II. Absence of character names
A. The Boss
B. Curley’s wife
III. George and Lennie
A. Consider each other family
B. Lennie described as a kind of pet
C. George’s philosophy about workers who travel alone
D. The Godlike Slim as George’s audience
A. Candy’s attachment to his dog
B. The death of his dog
C. His request to join George and Lennie
D. His need to share his thoughts with Lennie
A. Isolated by his skin color
B. His eagerness for company
C. His desire to share the dream of the farm
VI. Curley’s wife
A. Flirting with the workers
B. Talking to Crooks, Candy, and Lennie in the barn
C. Persuading Lennie to listen to her
VII. The hope and power when people have companions
A. George and Lennie
VIII. The misery of each when companionship is removed
The novel Of Mice and Men is written using the same structure as a drama, and meets many of the criteria for a tragedy. Examine the novel as a play. What conventions of drama does it already have? Does it fit the definition of a tragedy?
I. Thesis statement: Steinbeck designed his novel Of Mice and Men as a drama, more specifically, a tragedy.
II. The novel can be divided into three acts of two chapters (scenes)
A. First act introduces characters and background
B. Second act develops conflicts
C. Third act brings resolution
III. Settings are simple for staging
IV. Most of the novel can be transferred into either dialogue or stage directions
A. Each chapter opens with extensive detail to setting
B. Characters are described primarily in physical terms
V. The novel fits the definition of tragedy
A. The protagonist is an extraordinary person who meets with misery
B. The story celebrates courage in the face of defeat
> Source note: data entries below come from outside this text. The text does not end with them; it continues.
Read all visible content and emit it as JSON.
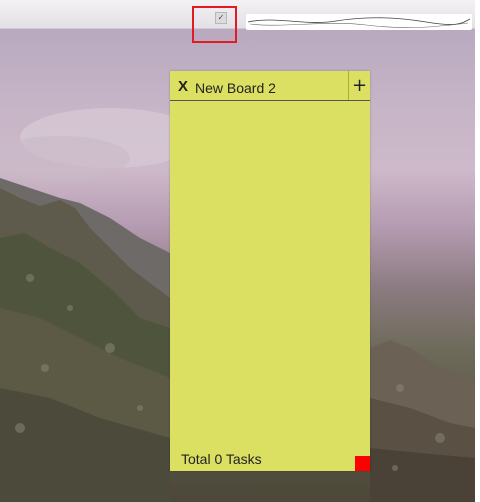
{
  "board": {
    "title": "New Board 2",
    "close_label": "X",
    "add_label": "+",
    "total_text": "Total 0 Tasks"
  },
  "menubar": {
    "tray_icon": "checklist-icon",
    "highlight_color": "#e11b22"
  },
  "colors": {
    "board_background": "#dbe062",
    "resize_handle": "#ff0000"
  }
}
C. The plot ends in an unhappy catastrophe that could not be avoided
There are many realistic and naturalistic details in Steinbeck’s Of Mice and Men.
Discuss how Steinbeck is sympathetic and dispassionate about life through the presentation of realism and naturalism.
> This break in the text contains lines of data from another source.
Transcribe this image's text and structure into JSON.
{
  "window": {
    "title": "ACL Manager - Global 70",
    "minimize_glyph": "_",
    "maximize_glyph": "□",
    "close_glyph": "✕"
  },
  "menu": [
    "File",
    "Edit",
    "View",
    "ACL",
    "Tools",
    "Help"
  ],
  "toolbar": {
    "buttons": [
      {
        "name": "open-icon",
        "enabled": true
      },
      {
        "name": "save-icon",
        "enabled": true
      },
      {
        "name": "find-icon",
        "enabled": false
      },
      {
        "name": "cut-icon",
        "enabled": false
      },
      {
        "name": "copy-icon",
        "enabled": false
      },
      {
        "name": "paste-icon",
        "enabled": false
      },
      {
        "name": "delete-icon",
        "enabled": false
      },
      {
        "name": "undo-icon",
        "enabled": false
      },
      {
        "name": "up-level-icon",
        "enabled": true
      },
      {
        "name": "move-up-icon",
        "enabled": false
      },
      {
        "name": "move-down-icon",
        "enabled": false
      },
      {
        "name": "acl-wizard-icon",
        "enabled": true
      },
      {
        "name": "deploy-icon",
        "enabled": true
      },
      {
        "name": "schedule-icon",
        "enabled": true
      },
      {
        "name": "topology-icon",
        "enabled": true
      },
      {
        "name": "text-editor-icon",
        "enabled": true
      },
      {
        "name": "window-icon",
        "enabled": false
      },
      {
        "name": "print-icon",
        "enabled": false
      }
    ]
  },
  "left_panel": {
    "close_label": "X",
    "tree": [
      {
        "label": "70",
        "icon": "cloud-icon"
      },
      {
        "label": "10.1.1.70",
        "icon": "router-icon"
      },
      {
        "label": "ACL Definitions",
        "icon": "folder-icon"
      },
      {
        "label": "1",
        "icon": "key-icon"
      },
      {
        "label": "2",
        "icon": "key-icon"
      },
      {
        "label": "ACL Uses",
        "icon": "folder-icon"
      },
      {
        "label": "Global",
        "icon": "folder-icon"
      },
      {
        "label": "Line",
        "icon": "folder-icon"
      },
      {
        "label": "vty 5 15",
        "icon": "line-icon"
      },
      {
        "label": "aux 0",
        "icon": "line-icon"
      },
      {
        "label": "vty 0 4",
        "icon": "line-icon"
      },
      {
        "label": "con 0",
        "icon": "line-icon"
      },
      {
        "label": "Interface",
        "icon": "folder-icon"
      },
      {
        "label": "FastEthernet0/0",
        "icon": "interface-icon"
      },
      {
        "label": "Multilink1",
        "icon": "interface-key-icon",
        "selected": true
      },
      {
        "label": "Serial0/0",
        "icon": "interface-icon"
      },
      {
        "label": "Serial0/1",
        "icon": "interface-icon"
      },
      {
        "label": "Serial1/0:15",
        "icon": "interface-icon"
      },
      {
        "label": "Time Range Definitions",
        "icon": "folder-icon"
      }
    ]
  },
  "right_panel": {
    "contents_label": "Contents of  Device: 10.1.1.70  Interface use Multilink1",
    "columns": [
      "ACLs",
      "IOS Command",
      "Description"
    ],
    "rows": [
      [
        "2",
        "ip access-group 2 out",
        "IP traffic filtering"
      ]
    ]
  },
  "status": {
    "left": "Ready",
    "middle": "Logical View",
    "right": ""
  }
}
I. Thesis Statement: Steinbeck displays a sympathetic and a dispassionate attitude toward man’s and nature’s condition through the use of realistic and naturalistic details.
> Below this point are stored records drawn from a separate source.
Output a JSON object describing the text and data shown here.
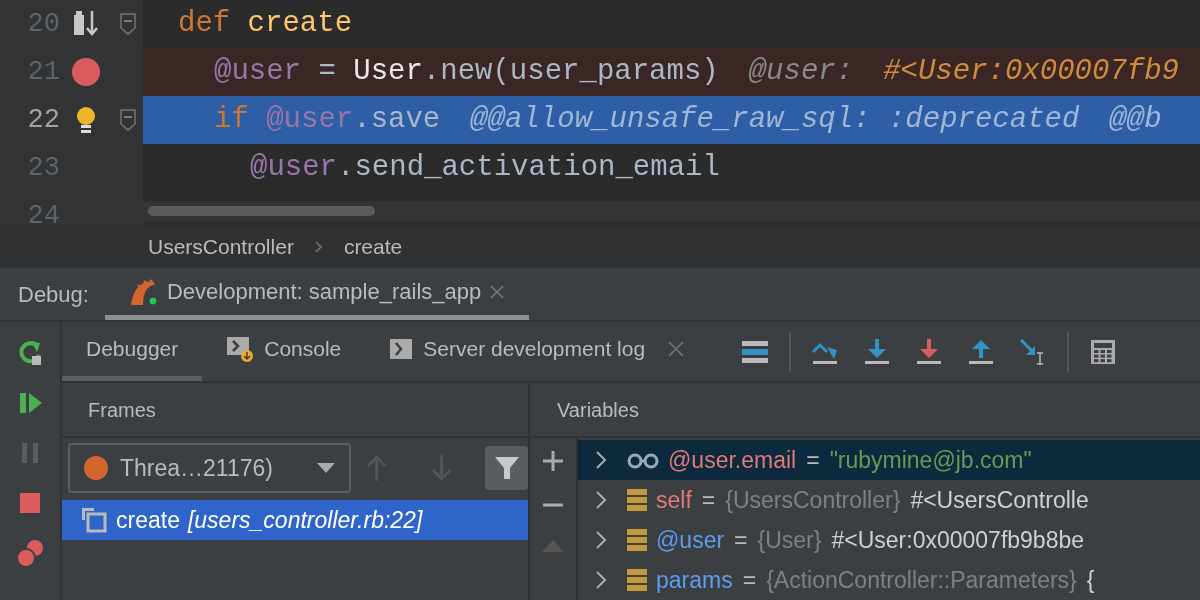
{
  "editor": {
    "lines": [
      {
        "number": "20",
        "kind": "execution-point",
        "current": false,
        "breakpoint": false,
        "foldable": true,
        "tokens": [
          {
            "kind": "keyword",
            "text": "def"
          },
          {
            "kind": "method",
            "text": " create"
          }
        ],
        "children": [
          {
            "number": "21",
            "current": false,
            "breakpoint": true,
            "foldable": false,
            "tokens": [
              {
                "kind": "ivar",
                "text": "@user"
              },
              {
                "kind": "plain",
                "text": " = "
              },
              {
                "kind": "const",
                "text": "User"
              },
              {
                "kind": "plain",
                "text": ".new(user_params)"
              }
            ],
            "hints": [
              {
                "kind": "name",
                "text": "@user:"
              },
              {
                "kind": "value",
                "text": "#<User:0x00007fb9"
              }
            ]
          },
          {
            "number": "22",
            "kind": "intention",
            "current": true,
            "breakpoint": false,
            "foldable": true,
            "tokens": [
              {
                "kind": "keyword",
                "text": "if "
              },
              {
                "kind": "ivar",
                "text": "@user"
              },
              {
                "kind": "plain",
                "text": ".save"
              }
            ],
            "hints": [
              {
                "kind": "name",
                "text": "@@allow_unsafe_raw_sql: :deprecated"
              },
              {
                "kind": "name",
                "text": "@@b"
              }
            ],
            "children": [
              {
                "number": "23",
                "current": false,
                "breakpoint": false,
                "foldable": false,
                "tokens": [
                  {
                    "kind": "ivar",
                    "text": "@user"
                  },
                  {
                    "kind": "plain",
                    "text": ".send_activation_email"
                  }
                ]
              }
            ]
          }
        ]
      },
      {
        "number": "24",
        "current": false,
        "breakpoint": false,
        "foldable": false
      }
    ]
  },
  "breadcrumbs": [
    "UsersController",
    "create"
  ],
  "debug": {
    "label": "Debug:",
    "sessions": [
      {
        "title": "Development: sample_rails_app",
        "selected": true,
        "running": true
      }
    ]
  },
  "side_toolbar": [
    {
      "kind": "rerun",
      "disabled": false
    },
    {
      "kind": "resume",
      "disabled": false
    },
    {
      "kind": "pause",
      "disabled": true
    },
    {
      "kind": "stop",
      "disabled": false
    },
    {
      "kind": "breakpoints",
      "disabled": false
    }
  ],
  "tabs": [
    {
      "label": "Debugger",
      "kind": "plain",
      "selected": true,
      "closable": false
    },
    {
      "label": "Console",
      "kind": "console",
      "selected": false,
      "closable": false
    },
    {
      "label": "Server development log",
      "kind": "log",
      "selected": false,
      "closable": true
    }
  ],
  "toolbar": [
    {
      "kind": "frames"
    },
    {
      "kind": "separator"
    },
    {
      "kind": "step-over"
    },
    {
      "kind": "step-into"
    },
    {
      "kind": "force-step-into"
    },
    {
      "kind": "step-out"
    },
    {
      "kind": "run-to-cursor"
    },
    {
      "kind": "separator"
    },
    {
      "kind": "evaluate"
    }
  ],
  "frames": {
    "title": "Frames",
    "thread": "Threa…21176)",
    "filter_on": true,
    "items": [
      {
        "method": "create",
        "location": "[users_controller.rb:22]",
        "selected": true
      }
    ]
  },
  "variables": {
    "title": "Variables",
    "items": [
      {
        "kind": "watch",
        "name": "@user.email",
        "color": "#e07a78",
        "sign": "=",
        "value": "\"rubymine@jb.com\"",
        "selected": true
      },
      {
        "kind": "field",
        "name": "self",
        "color": "#e07a78",
        "sign": "=",
        "type": "{UsersController}",
        "value": "#<UsersControlle",
        "selected": false
      },
      {
        "kind": "field",
        "name": "@user",
        "color": "#5c9ded",
        "sign": "=",
        "type": "{User}",
        "value": "#<User:0x00007fb9b8be",
        "selected": false
      },
      {
        "kind": "field",
        "name": "params",
        "color": "#5c9ded",
        "sign": "=",
        "type": "{ActionController::Parameters}",
        "value": "{",
        "selected": false
      }
    ]
  }
}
II. Realism—things as they are
A. Setting of chapter one
B. Description of the bunk house
C. Dialect and slang of the characters
D. Dress and habits of the characters
E. Death as a natural part of life
III. Naturalism—fate at work
A. Animal imagery to describe people
2. Curley’s wife
B. Lower class characters
C. Place names
1. Light and dark
2. Dead mouse and pup
3. Lennie’s desire to leave the ranch
4. Candy’s crippled dog
5. Solitaire card game
E. Symbolism in the last chapter
1. Heron and snake
2. Gust of wind
3. Slim’s comment
The story of George and Lennie lends itself to issues found in the question: Am I my brother’s keeper? Does man have an obligation to take care of his fellow man, and what is the price that must be paid if the answer is “yes” or if the answer is “no”?
I. Thesis Statement: Steinbeck shows that there is a great price to be paid for not being sensitive to the needs of others as well as for taking care of others.
II. The vulnerable ones
III. The heartless ones
A. The boss
C. Curley’s wife
IV. The insensitive one—Carlson
V. The sensitive ones
The American Dream is for every man to have a place of his own, to work and earn a position of respect, to become whatever his will and determination and hard work can make him. In Of Mice and Men the land becomes a talisman, a hope of better things. Discuss the American Dream as presented in the novel.
I. Thesis Statement: For the characters in this novel, the American Dream remains an unfulfilled dream.
II. The dream
A. Owning a home
B. Enjoying freedom to choose
C. Living off the fat of the land
D. Not having to work so hard
E. Having security in old age or sickness
III. The dream’s unrealistic aspects
A. Too good to be true
B. A pipe dream for bindle stiffs
C. Lack of money
IV. George and Lennie’s attitude toward the dream
A. Was a comfort in time of trouble
B. Did not really believe in the dream
V. Crooks’s attitude toward the dream
A. His belief
B. His disappointment
VI. Candy’s attitude toward the dream
A. His belief
B. His money
C. His disappointment at the end